In his New York Times op-ed, David Brooks says the US is facing an identity crisis — protecting liberal and progressive values at home while doing little to stop autocrats elsewhere. But has the US really abandoned its values abroad just because it's withdrawing from Afghanistan? Ian Bremmer and Eurasia Group analyst Charles Dunst take out the Red Pen to argue that the US can advance democracy without being the world's sheriff.

More Show less

When the Tokyo Olympics begin on Friday, Japan watchers will be following more than just the performance of Japan's star athletes, including tennis star Naomi Osaka. They will also be tracking the political fortunes of Prime Minister Yoshihide Suga, who is taking a big gamble by staging the event — amid a raging pandemic — in the face of strong and longstanding opposition from the Japanese public.
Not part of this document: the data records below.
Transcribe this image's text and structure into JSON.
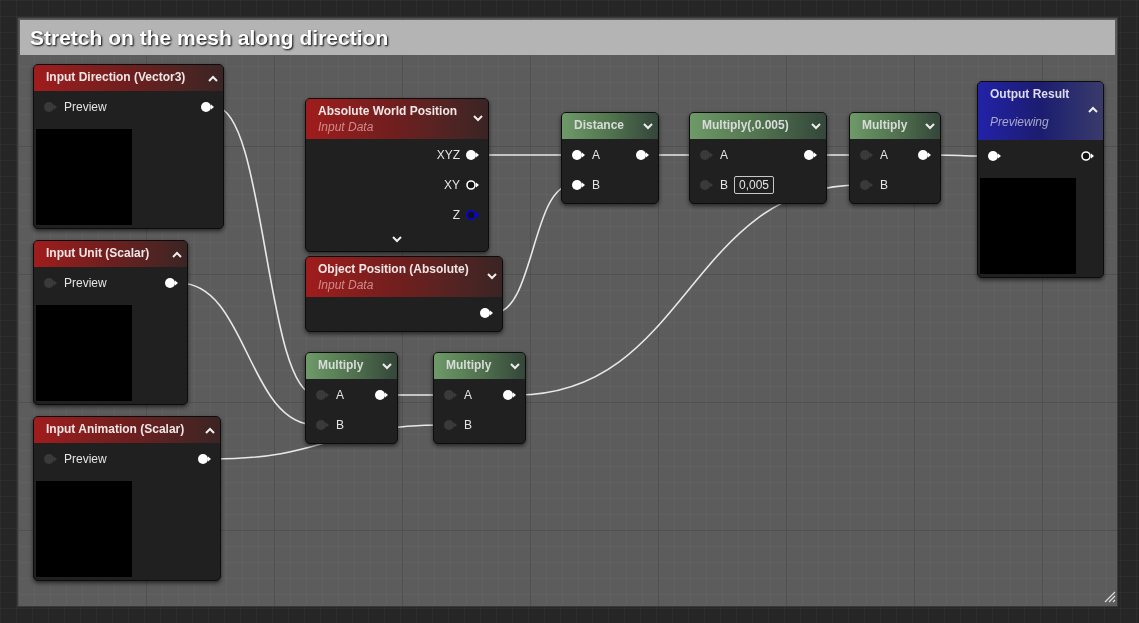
{
  "comment_box": {
    "title": "Stretch on the mesh along direction"
  },
  "nodes": [
    {
      "kind": "input",
      "title": "Input Direction (Vector3)",
      "expanded": true,
      "preview": true,
      "rows": [
        {
          "in": {
            "label": "Preview",
            "connected": false
          },
          "out": {
            "connected": true
          }
        }
      ]
    },
    {
      "kind": "input",
      "title": "Input Unit (Scalar)",
      "expanded": true,
      "preview": true,
      "rows": [
        {
          "in": {
            "label": "Preview",
            "connected": false
          },
          "out": {
            "connected": true
          }
        }
      ]
    },
    {
      "kind": "input",
      "title": "Input Animation (Scalar)",
      "expanded": true,
      "preview": true,
      "rows": [
        {
          "in": {
            "label": "Preview",
            "connected": false
          },
          "out": {
            "connected": true
          }
        }
      ]
    },
    {
      "kind": "input",
      "title": "Absolute World Position",
      "subtitle": "Input Data",
      "expanded": false,
      "show_advanced": false,
      "rows": [
        {
          "out": {
            "label": "XYZ",
            "connected": true
          }
        },
        {
          "out": {
            "label": "XY",
            "connected": false
          }
        },
        {
          "out": {
            "label": "Z",
            "connected": false,
            "color": "#0000ff"
          }
        }
      ]
    },
    {
      "kind": "input",
      "title": "Object Position (Absolute)",
      "subtitle": "Input Data",
      "expanded": false,
      "rows": [
        {
          "out": {
            "connected": true
          }
        }
      ]
    },
    {
      "kind": "math",
      "title": "Distance",
      "expanded": false,
      "rows": [
        {
          "in": {
            "label": "A",
            "connected": true
          },
          "out": {
            "connected": true
          }
        },
        {
          "in": {
            "label": "B",
            "connected": true
          }
        }
      ]
    },
    {
      "kind": "math",
      "title": "Multiply(,0.005)",
      "expanded": false,
      "rows": [
        {
          "in": {
            "label": "A",
            "connected": false
          },
          "out": {
            "connected": true
          }
        },
        {
          "in": {
            "label": "B",
            "connected": false,
            "value": "0,005"
          }
        }
      ]
    },
    {
      "kind": "math",
      "title": "Multiply",
      "expanded": false,
      "rows": [
        {
          "in": {
            "label": "A",
            "connected": false
          },
          "out": {
            "connected": true
          }
        },
        {
          "in": {
            "label": "B",
            "connected": false
          }
        }
      ]
    },
    {
      "kind": "output",
      "title": "Output Result",
      "subtitle": "Previewing",
      "expanded": true,
      "preview": true,
      "rows": [
        {
          "in": {
            "connected": true
          },
          "out": {
            "connected": false
          }
        }
      ]
    },
    {
      "kind": "math",
      "title": "Multiply",
      "expanded": false,
      "rows": [
        {
          "in": {
            "label": "A",
            "connected": false
          },
          "out": {
            "connected": true
          }
        },
        {
          "in": {
            "label": "B",
            "connected": false
          }
        }
      ]
    },
    {
      "kind": "math",
      "title": "Multiply",
      "expanded": false,
      "rows": [
        {
          "in": {
            "label": "A",
            "connected": false
          },
          "out": {
            "connected": true
          }
        },
        {
          "in": {
            "label": "B",
            "connected": false
          }
        }
      ]
    }
  ]
}
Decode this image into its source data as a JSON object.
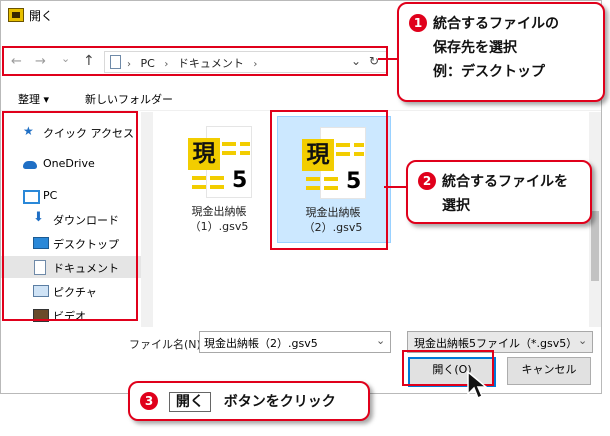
{
  "window": {
    "title": "開く"
  },
  "nav": {
    "back": "←",
    "forward": "→",
    "recent": "⌄",
    "up": "↑",
    "path": [
      "PC",
      "ドキュメント"
    ],
    "sep": "›",
    "dropdown": "⌄",
    "refresh": "↻"
  },
  "toolbar": {
    "organize": "整理 ▾",
    "new_folder": "新しいフォルダー"
  },
  "sidebar": {
    "items": [
      {
        "label": "クイック アクセス",
        "icon": "star-icon"
      },
      {
        "label": "OneDrive",
        "icon": "cloud-icon"
      },
      {
        "label": "PC",
        "icon": "monitor-icon"
      },
      {
        "label": "ダウンロード",
        "icon": "download-arrow-icon"
      },
      {
        "label": "デスクトップ",
        "icon": "desktop-icon"
      },
      {
        "label": "ドキュメント",
        "icon": "document-icon"
      },
      {
        "label": "ピクチャ",
        "icon": "picture-icon"
      },
      {
        "label": "ビデオ",
        "icon": "video-icon"
      }
    ]
  },
  "files": [
    {
      "glyph": "現",
      "digit": "5",
      "name": "現金出納帳（1）.gsv5"
    },
    {
      "glyph": "現",
      "digit": "5",
      "name": "現金出納帳（2）.gsv5"
    }
  ],
  "bottom": {
    "filename_label": "ファイル名(N):",
    "filename_value": "現金出納帳（2）.gsv5",
    "filter_value": "現金出納帳5ファイル（*.gsv5）",
    "open_label": "開く(O)",
    "cancel_label": "キャンセル"
  },
  "annotations": {
    "step1": {
      "num": "1",
      "lines": [
        "統合するファイルの",
        "保存先を選択",
        "例：デスクトップ"
      ]
    },
    "step2": {
      "num": "2",
      "lines": [
        "統合するファイルを",
        "選択"
      ]
    },
    "step3": {
      "num": "3",
      "key": "開く",
      "text": "ボタンをクリック"
    }
  },
  "colors": {
    "annotation_red": "#e0001b",
    "selection": "#cce8ff",
    "accent": "#0078d7",
    "file_icon_yellow": "#f2cd00"
  }
}
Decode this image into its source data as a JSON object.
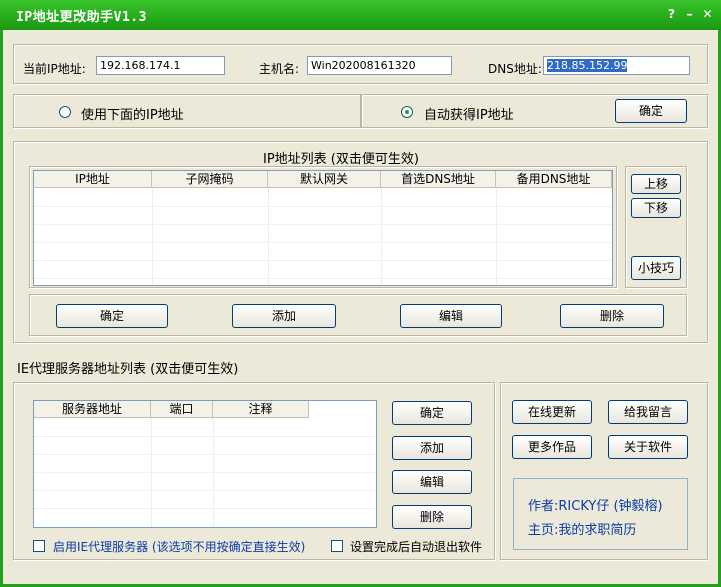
{
  "window": {
    "title": "IP地址更改助手V1.3",
    "buttons": {
      "help": "?",
      "minimize": "–",
      "close": "✕"
    }
  },
  "current": {
    "ip_label": "当前IP地址:",
    "ip_value": "192.168.174.1",
    "host_label": "主机名:",
    "host_value": "Win202008161320",
    "dns_label": "DNS地址:",
    "dns_value": "218.85.152.99"
  },
  "mode": {
    "manual_label": "使用下面的IP地址",
    "auto_label": "自动获得IP地址",
    "selected": "auto",
    "confirm_label": "确定"
  },
  "ip_list": {
    "title": "IP地址列表 (双击便可生效)",
    "columns": [
      "IP地址",
      "子网掩码",
      "默认网关",
      "首选DNS地址",
      "备用DNS地址"
    ],
    "rows": [],
    "move_up_label": "上移",
    "move_down_label": "下移",
    "tips_label": "小技巧",
    "confirm_label": "确定",
    "add_label": "添加",
    "edit_label": "编辑",
    "delete_label": "删除"
  },
  "proxy": {
    "title": "IE代理服务器地址列表 (双击便可生效)",
    "columns": [
      "服务器地址",
      "端口",
      "注释"
    ],
    "rows": [],
    "confirm_label": "确定",
    "add_label": "添加",
    "edit_label": "编辑",
    "delete_label": "删除",
    "enable_label": "启用IE代理服务器 (该选项不用按确定直接生效)",
    "enable_checked": false,
    "autoexit_label": "设置完成后自动退出软件",
    "autoexit_checked": false
  },
  "side": {
    "update_label": "在线更新",
    "message_label": "给我留言",
    "more_label": "更多作品",
    "about_label": "关于软件",
    "author_text": "作者:RICKY仔 (钟毅榕)",
    "homepage_text": "主页:我的求职简历"
  }
}
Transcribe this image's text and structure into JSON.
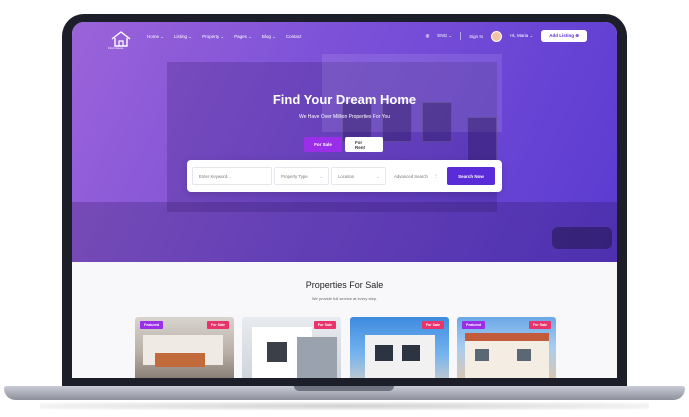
{
  "nav": {
    "logo_text": "Find House",
    "menu": [
      "Home ⌄",
      "Listing ⌄",
      "Property ⌄",
      "Pages ⌄",
      "Blog ⌄",
      "Contact"
    ],
    "language": "ENG ⌄",
    "signin": "Sign In",
    "user": "Hi, Maria ⌄",
    "add_listing": "Add Listing ⊕"
  },
  "hero": {
    "title": "Find Your Dream Home",
    "subtitle": "We Have Over Million Properties For You",
    "tabs": [
      "For Sale",
      "For Rent"
    ],
    "active_tab": "For Sale"
  },
  "search": {
    "keyword_placeholder": "Enter Keyword...",
    "property_type": "Property Type",
    "location": "Location",
    "advanced": "Advanced Search",
    "button": "Search Now"
  },
  "section": {
    "title": "Properties For Sale",
    "subtitle": "We provide full service at every step.",
    "cards": [
      {
        "featured": "Featured",
        "status": "For Sale"
      },
      {
        "featured": "",
        "status": "For Sale"
      },
      {
        "featured": "",
        "status": "For Sale"
      },
      {
        "featured": "Featured",
        "status": "For Sale"
      }
    ]
  },
  "colors": {
    "accent": "#5a2bd9",
    "sale_tab": "#9b2ee8",
    "sale_badge": "#e8336b"
  }
}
What are the stakes for Suga, particularly with elections on the horizon? Eurasia Group senior analyst Ali Wyne explains.

More Show less

YouTube pulls Bolsonaro's rants: Google-owned YouTube pulled down a series of videos on the channel of Brazil's populist President Jair Bolsonaro, accusing him of spreading misinformation about the pandemic. YouTube removed more than a dozen clips for touting quack cures for coronavirus or claiming, in defiance of scientific experts, that masks don't reduce COVID transmissions. Last year, Twitter and Facebook also removed some content from Bolsonaro's feeds for similar reasons. But critics say that YouTube's move is too little too late, because Bolsonaro has been spreading misinformation about COVID since the pandemic began. Many Brazilians hold him personally responsible for the country's abysmal pandemic response, which has led to almost 550,000 deaths, the second worst toll in the world. Will YouTube's move change Bolsonaro's message? His weekly address to the nation, where he converses not only with government ministers but also various conspiracy theorists and loons, is broadcast on YouTube. Surely he doesn't want to risk losing that — or does he?

More Show less

Boycotts! Bans! Protests! Drugs! Think you've got gold medal knowledge about politics at the Olympics? Test what you know with this special Tokyo Olympics Quiz. And to stay current on all the latest political stories at the Games and around the world, subscribe here to Signal, our daily newsletter. Now, without further ado, the first question is...

More Show less

28: The UK and the EU have again failed to agree on post-Brexit trade rules for Northern Ireland, which is part of the United Kingdom. In a 28-page document, the British government had suggested further changes to trade rules that were already negotiated as part of the Brexit settlement, but Brussels was not having any of it.

More Show less

Subscribe to GZERO Media's newsletter, Signal

GZERO World with Ian Bremmer. Watch episodes now

GZEROMEDIA

Subscribe to GZERO Media's newsletter: Signal

GZERO World with Ian Bremmer. Watch episodes now

GZEROMEDIA

Subscribe to GZERO Media's newsletter: Signal